Curricula in these degree programs primarily involve courses in specific telecommunications technologies, networks and systems. Programs could also offer basic courses in mathematics, science, electricity, business, composition, computer technology, software applications and communications. Students may explore the following course topics:
- Digital data communication
- Wireless telephony systems
- Telecommunications media
- Antenna systems
- Data cabling
- Wireless LAN technology
Popular Career Options
Skilled individuals who seek employment within the broad field of telecommunications will typically find work related to the installation, maintenance and repair of telecommunication systems. Because telecommunications technologies are commonly integrated into residential, commercial and industrial environments, technicians can work in a number of different environments, providing a variety of services. Some possible career fields are that of fiber optic systems, data communication, satellite transmission, microwave transmission, and international networks.
Job Outlook and Salary Information
Telecommunications equipment installers and repairers earned a median annual income of $54,570, according to the U.S. Bureau of Labor Statistics (BLS) in May 2015. Job opportunities are expected to decline for these professionals, with a 4% decrease projected from 2014 to 2024 (www.bls.gov).
Continuing Education Information
Employers may prefer to hire individuals with bachelor's degrees for positions that require more specialized expertise; however, within the telecommunications field, training beyond the associate's degree level typically happens through work experience. Some employers provide their equipment installers and repairers with training designed to keep them up to date on the latest technological advances. This training is provided by organizations such as the National Coalition for Telecommunications Education and Learning (NACTEL).

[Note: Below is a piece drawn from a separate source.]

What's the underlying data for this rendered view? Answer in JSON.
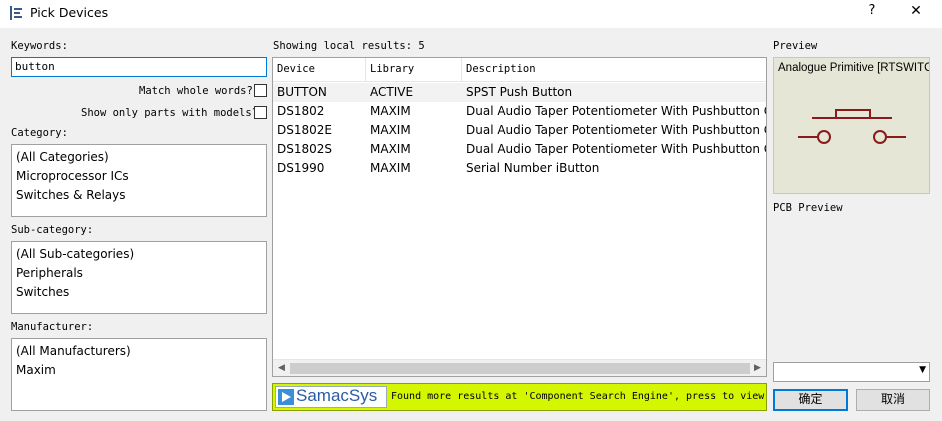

An associate's degree program in telecommunications technology prepares students for careers as equipment installers and repairers. Students will study the current technology and communication systems, and can pursue further education and training if they so choose.